What to produce :: With every picture left out, give the data below back exactly.

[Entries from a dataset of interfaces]
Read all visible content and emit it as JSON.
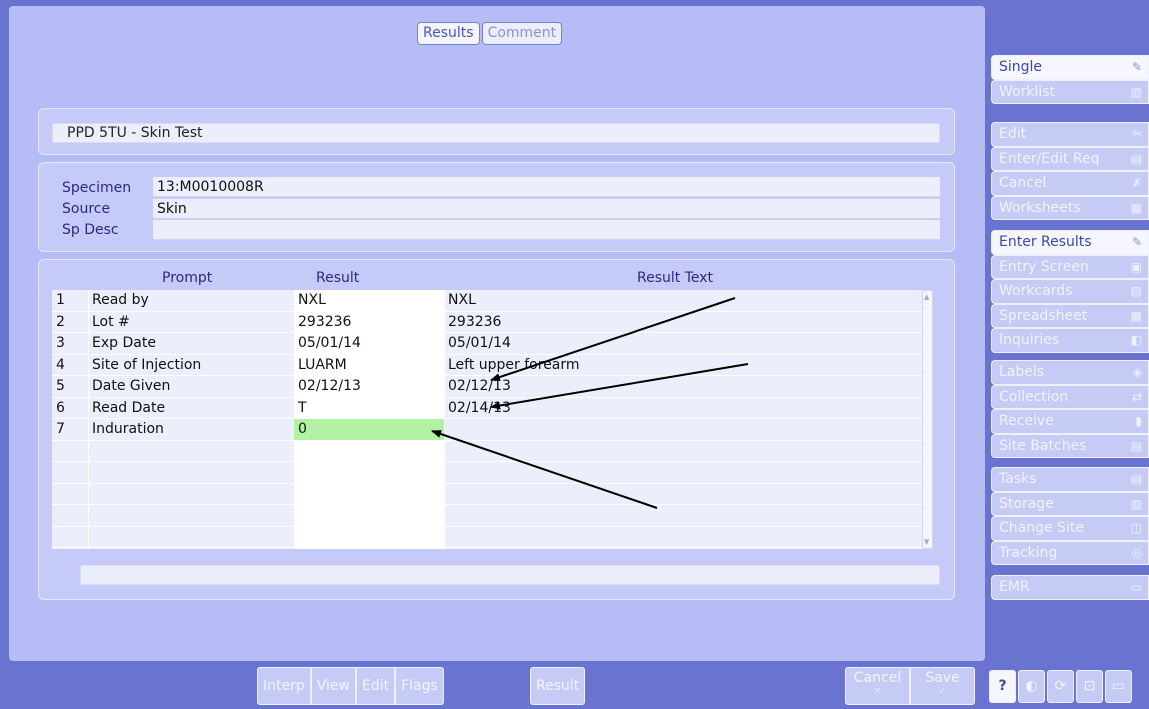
{
  "tabs": {
    "results": "Results",
    "comment": "Comment"
  },
  "test": {
    "name": "PPD 5TU - Skin Test"
  },
  "specimen": {
    "specimen_label": "Specimen",
    "specimen_value": "13:M0010008R",
    "source_label": "Source",
    "source_value": "Skin",
    "desc_label": "Sp Desc",
    "desc_value": ""
  },
  "table": {
    "headers": {
      "prompt": "Prompt",
      "result": "Result",
      "text": "Result Text"
    },
    "rows": [
      {
        "num": "1",
        "prompt": "Read by",
        "result": "NXL",
        "text": "NXL"
      },
      {
        "num": "2",
        "prompt": "Lot #",
        "result": "293236",
        "text": "293236"
      },
      {
        "num": "3",
        "prompt": "Exp Date",
        "result": "05/01/14",
        "text": "05/01/14"
      },
      {
        "num": "4",
        "prompt": "Site of Injection",
        "result": "LUARM",
        "text": "Left upper forearm"
      },
      {
        "num": "5",
        "prompt": "Date Given",
        "result": "02/12/13",
        "text": "02/12/13"
      },
      {
        "num": "6",
        "prompt": "Read Date",
        "result": "T",
        "text": "02/14/13"
      },
      {
        "num": "7",
        "prompt": "Induration",
        "result": "0",
        "text": ""
      }
    ]
  },
  "menu": {
    "g1": [
      {
        "label": "Single",
        "icon": "pencil-icon"
      },
      {
        "label": "Worklist",
        "icon": "barcode-icon"
      }
    ],
    "g2": [
      {
        "label": "Edit",
        "icon": "tools-icon"
      },
      {
        "label": "Enter/Edit Req",
        "icon": "form-icon"
      },
      {
        "label": "Cancel",
        "icon": "cancel-icon"
      },
      {
        "label": "Worksheets",
        "icon": "worksheet-icon"
      }
    ],
    "g3": [
      {
        "label": "Enter Results",
        "icon": "edit-results-icon"
      },
      {
        "label": "Entry Screen",
        "icon": "entry-icon"
      },
      {
        "label": "Workcards",
        "icon": "workcard-icon"
      },
      {
        "label": "Spreadsheet",
        "icon": "spreadsheet-icon"
      },
      {
        "label": "Inquiries",
        "icon": "inquiry-icon"
      }
    ],
    "g4": [
      {
        "label": "Labels",
        "icon": "label-icon"
      },
      {
        "label": "Collection",
        "icon": "collection-icon"
      },
      {
        "label": "Receive",
        "icon": "receive-icon"
      },
      {
        "label": "Site Batches",
        "icon": "batch-icon"
      }
    ],
    "g5": [
      {
        "label": "Tasks",
        "icon": "task-icon"
      },
      {
        "label": "Storage",
        "icon": "storage-icon"
      },
      {
        "label": "Change Site",
        "icon": "change-site-icon"
      },
      {
        "label": "Tracking",
        "icon": "tracking-icon"
      }
    ],
    "g6": [
      {
        "label": "EMR",
        "icon": "emr-icon"
      }
    ]
  },
  "bottom": {
    "interp": "Interp",
    "view": "View",
    "edit": "Edit",
    "flags": "Flags",
    "result": "Result",
    "cancel": "Cancel",
    "save": "Save",
    "cancel_glyph": "✕",
    "save_glyph": "✓",
    "help": "?"
  }
}
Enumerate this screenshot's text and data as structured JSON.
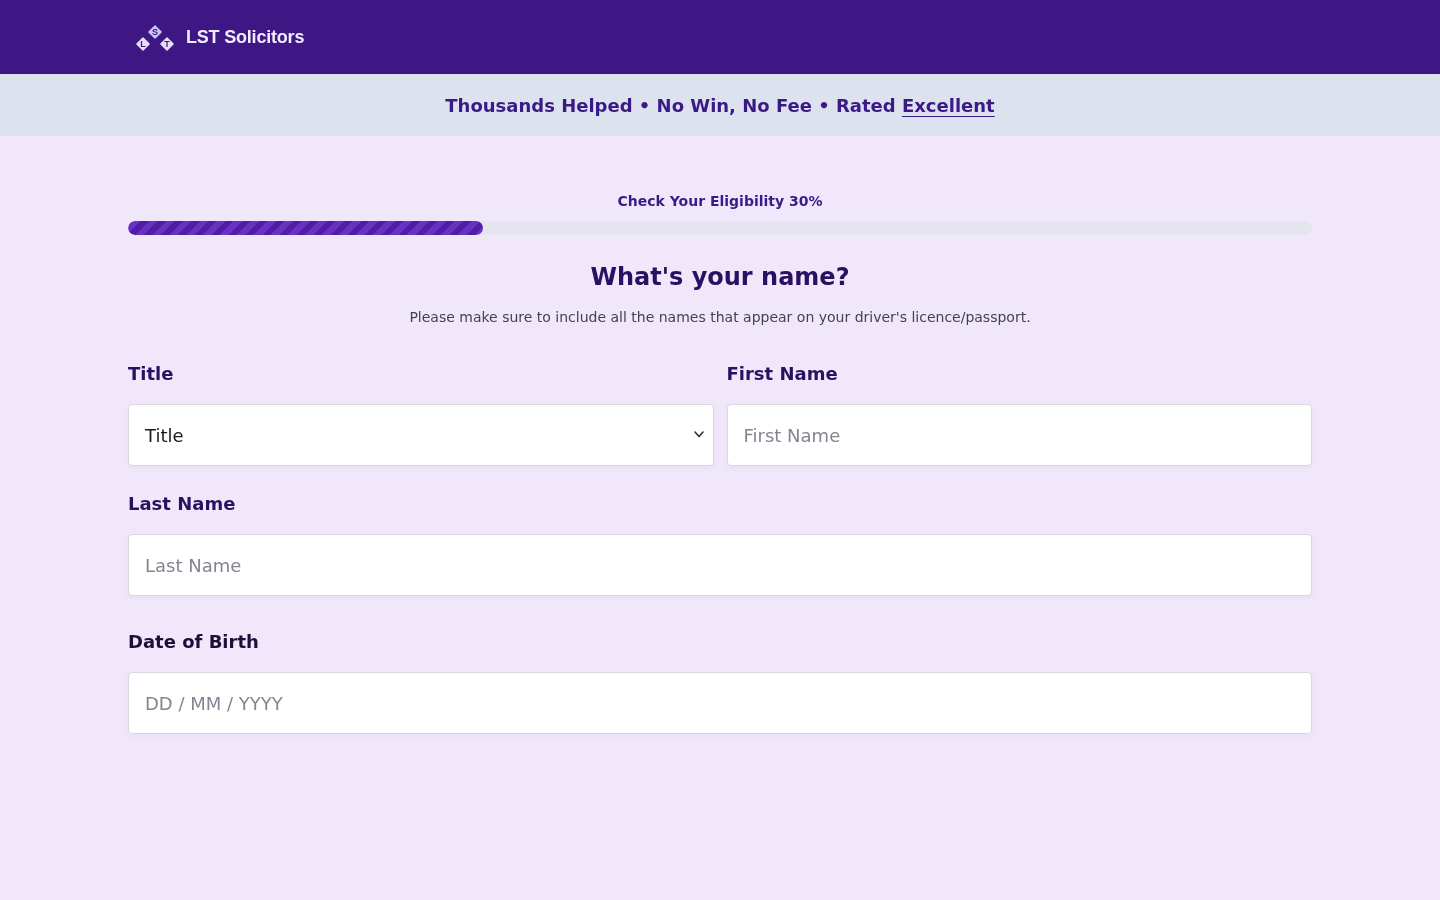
{
  "header": {
    "logo": {
      "letters": [
        "S",
        "L",
        "T"
      ],
      "name": "LST Solicitors"
    }
  },
  "trust_banner": {
    "text": "Thousands Helped • No Win, No Fee • Rated",
    "link": "Excellent"
  },
  "progress": {
    "label": "Check Your Eligibility 30%",
    "level": 0.3
  },
  "question": {
    "title": "What's your name?",
    "subtitle": "Please make sure to include all the names that appear on your driver's licence/passport."
  },
  "form_rows": [
    [
      {
        "kind": "select",
        "label": "Title",
        "value": "Title"
      },
      {
        "kind": "text",
        "label": "First Name",
        "placeholder": "First Name"
      }
    ],
    [
      {
        "kind": "text",
        "label": "Last Name",
        "placeholder": "Last Name"
      }
    ],
    [
      {
        "kind": "text",
        "label": "Date of Birth",
        "placeholder": "DD / MM / YYYY"
      }
    ]
  ]
}
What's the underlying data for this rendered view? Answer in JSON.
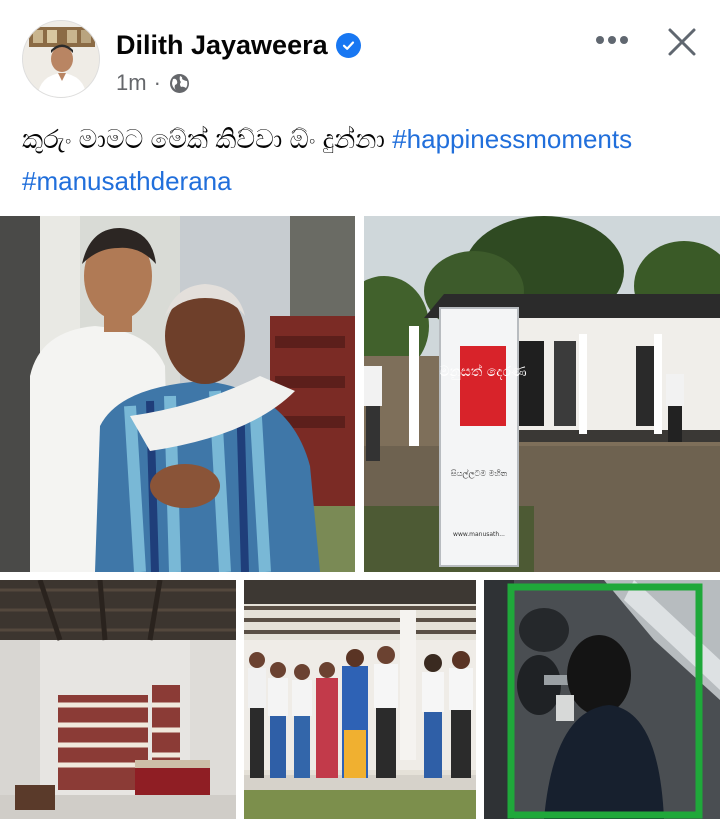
{
  "post": {
    "author_name": "Dilith Jayaweera",
    "timestamp": "1m",
    "separator": "·",
    "audience_icon": "globe-icon",
    "verified_icon": "verified-badge-icon",
    "caption_text": "කුරුං මාමට මේක් කිව්වා ඕං දුන්නා ",
    "hashtags": [
      "#happinessmoments",
      "#manusathderana"
    ]
  },
  "header_actions": {
    "more_icon": "more-horizontal-icon",
    "close_icon": "close-icon"
  },
  "photos": {
    "banner_text": "මනුසත් දෙරණ",
    "banner_subtext": "සියල්ලටම මහිත",
    "banner_url": "www.manusath..."
  },
  "colors": {
    "link": "#216fdb",
    "verified": "#1877f2",
    "highlight_border": "#1fa83a",
    "muted_text": "#65676b"
  }
}
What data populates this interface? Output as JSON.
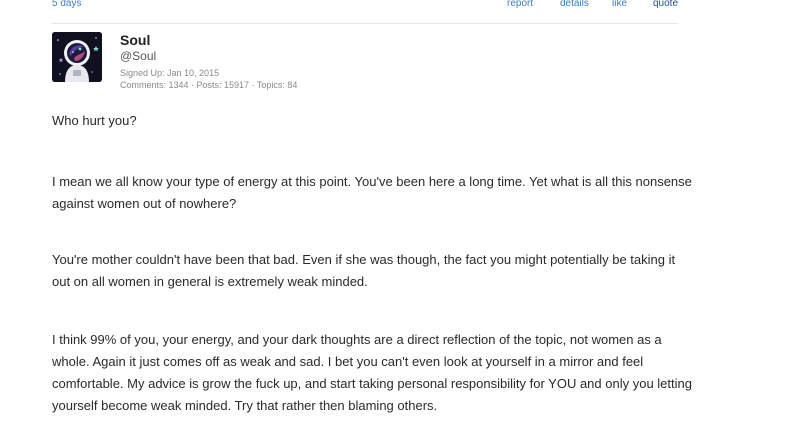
{
  "post_meta": {
    "age": "5 days",
    "actions": {
      "report": "report",
      "details": "details",
      "like": "like",
      "quote": "quote"
    }
  },
  "author": {
    "name": "Soul",
    "handle": "@Soul",
    "signed_up": "Signed Up: Jan 10, 2015",
    "stats": "Comments: 1344 · Posts: 15917 · Topics: 84",
    "avatar_icon": "astronaut-avatar-icon"
  },
  "body": {
    "paragraphs": [
      "Who hurt you?",
      "I mean we all know your type of energy at this point. You've been here a long time. Yet what is all this nonsense against women out of nowhere?",
      "You're mother couldn't have been that bad. Even if she was though, the fact you might potentially be taking it out on all women in general is extremely weak minded.",
      "I think 99% of you, your energy, and your dark thoughts are a direct reflection of the topic, not women as a whole. Again it just comes off as weak and sad. I bet you can't even look at yourself in a mirror and feel comfortable. My advice is grow the fuck up, and start taking personal responsibility for YOU and only you letting yourself become weak minded. Try that rather then blaming others."
    ]
  },
  "colors": {
    "link": "#3d7bc7",
    "text": "#2a2a2a",
    "muted": "#8a8a8a"
  }
}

Your response ::
Read all visible content and emit it as JSON.
{
  "tabs": {
    "results": "Results",
    "comment": "Comment"
  },
  "test": {
    "name": "PPD 5TU - Skin Test"
  },
  "specimen": {
    "specimen_label": "Specimen",
    "specimen_value": "13:M0010008R",
    "source_label": "Source",
    "source_value": "Skin",
    "desc_label": "Sp Desc",
    "desc_value": ""
  },
  "table": {
    "headers": {
      "prompt": "Prompt",
      "result": "Result",
      "text": "Result Text"
    },
    "rows": [
      {
        "num": "1",
        "prompt": "Read by",
        "result": "NXL",
        "text": "NXL"
      },
      {
        "num": "2",
        "prompt": "Lot #",
        "result": "293236",
        "text": "293236"
      },
      {
        "num": "3",
        "prompt": "Exp Date",
        "result": "05/01/14",
        "text": "05/01/14"
      },
      {
        "num": "4",
        "prompt": "Site of Injection",
        "result": "LUARM",
        "text": "Left upper forearm"
      },
      {
        "num": "5",
        "prompt": "Date Given",
        "result": "02/12/13",
        "text": "02/12/13"
      },
      {
        "num": "6",
        "prompt": "Read Date",
        "result": "T",
        "text": "02/14/13"
      },
      {
        "num": "7",
        "prompt": "Induration",
        "result": "0",
        "text": ""
      }
    ]
  },
  "menu": {
    "g1": [
      {
        "label": "Single",
        "icon": "pencil-icon"
      },
      {
        "label": "Worklist",
        "icon": "barcode-icon"
      }
    ],
    "g2": [
      {
        "label": "Edit",
        "icon": "tools-icon"
      },
      {
        "label": "Enter/Edit Req",
        "icon": "form-icon"
      },
      {
        "label": "Cancel",
        "icon": "cancel-icon"
      },
      {
        "label": "Worksheets",
        "icon": "worksheet-icon"
      }
    ],
    "g3": [
      {
        "label": "Enter Results",
        "icon": "edit-results-icon"
      },
      {
        "label": "Entry Screen",
        "icon": "entry-icon"
      },
      {
        "label": "Workcards",
        "icon": "workcard-icon"
      },
      {
        "label": "Spreadsheet",
        "icon": "spreadsheet-icon"
      },
      {
        "label": "Inquiries",
        "icon": "inquiry-icon"
      }
    ],
    "g4": [
      {
        "label": "Labels",
        "icon": "label-icon"
      },
      {
        "label": "Collection",
        "icon": "collection-icon"
      },
      {
        "label": "Receive",
        "icon": "receive-icon"
      },
      {
        "label": "Site Batches",
        "icon": "batch-icon"
      }
    ],
    "g5": [
      {
        "label": "Tasks",
        "icon": "task-icon"
      },
      {
        "label": "Storage",
        "icon": "storage-icon"
      },
      {
        "label": "Change Site",
        "icon": "change-site-icon"
      },
      {
        "label": "Tracking",
        "icon": "tracking-icon"
      }
    ],
    "g6": [
      {
        "label": "EMR",
        "icon": "emr-icon"
      }
    ]
  },
  "bottom": {
    "interp": "Interp",
    "view": "View",
    "edit": "Edit",
    "flags": "Flags",
    "result": "Result",
    "cancel": "Cancel",
    "save": "Save",
    "cancel_glyph": "✕",
    "save_glyph": "✓",
    "help": "?"
  }
}
Enumerate this screenshot's text and data as structured JSON.
{
  "header": {
    "logo": {
      "letters": [
        "S",
        "L",
        "T"
      ],
      "name": "LST Solicitors"
    }
  },
  "trust_banner": {
    "text": "Thousands Helped • No Win, No Fee • Rated",
    "link": "Excellent"
  },
  "progress": {
    "label": "Check Your Eligibility 30%",
    "level": 0.3
  },
  "question": {
    "title": "What's your name?",
    "subtitle": "Please make sure to include all the names that appear on your driver's licence/passport."
  },
  "form_rows": [
    [
      {
        "kind": "select",
        "label": "Title",
        "value": "Title"
      },
      {
        "kind": "text",
        "label": "First Name",
        "placeholder": "First Name"
      }
    ],
    [
      {
        "kind": "text",
        "label": "Last Name",
        "placeholder": "Last Name"
      }
    ],
    [
      {
        "kind": "text",
        "label": "Date of Birth",
        "placeholder": "DD / MM / YYYY"
      }
    ]
  ]
}
What's the underlying data for this rendered view? Answer in JSON.
{
  "post": {
    "author_name": "Dilith Jayaweera",
    "timestamp": "1m",
    "separator": "·",
    "audience_icon": "globe-icon",
    "verified_icon": "verified-badge-icon",
    "caption_text": "කුරුං මාමට මේක් කිව්වා ඕං දුන්නා ",
    "hashtags": [
      "#happinessmoments",
      "#manusathderana"
    ]
  },
  "header_actions": {
    "more_icon": "more-horizontal-icon",
    "close_icon": "close-icon"
  },
  "photos": {
    "banner_text": "මනුසත් දෙරණ",
    "banner_subtext": "සියල්ලටම මහිත",
    "banner_url": "www.manusath..."
  },
  "colors": {
    "link": "#216fdb",
    "verified": "#1877f2",
    "highlight_border": "#1fa83a",
    "muted_text": "#65676b"
  }
}
What data populates this interface? Output as JSON.
{
  "post_meta": {
    "age": "5 days",
    "actions": {
      "report": "report",
      "details": "details",
      "like": "like",
      "quote": "quote"
    }
  },
  "author": {
    "name": "Soul",
    "handle": "@Soul",
    "signed_up": "Signed Up: Jan 10, 2015",
    "stats": "Comments: 1344 · Posts: 15917 · Topics: 84",
    "avatar_icon": "astronaut-avatar-icon"
  },
  "body": {
    "paragraphs": [
      "Who hurt you?",
      "I mean we all know your type of energy at this point. You've been here a long time. Yet what is all this nonsense against women out of nowhere?",
      "You're mother couldn't have been that bad. Even if she was though, the fact you might potentially be taking it out on all women in general is extremely weak minded.",
      "I think 99% of you, your energy, and your dark thoughts are a direct reflection of the topic, not women as a whole. Again it just comes off as weak and sad. I bet you can't even look at yourself in a mirror and feel comfortable. My advice is grow the fuck up, and start taking personal responsibility for YOU and only you letting yourself become weak minded. Try that rather then blaming others."
    ]
  },
  "colors": {
    "link": "#3d7bc7",
    "text": "#2a2a2a",
    "muted": "#8a8a8a"
  }
}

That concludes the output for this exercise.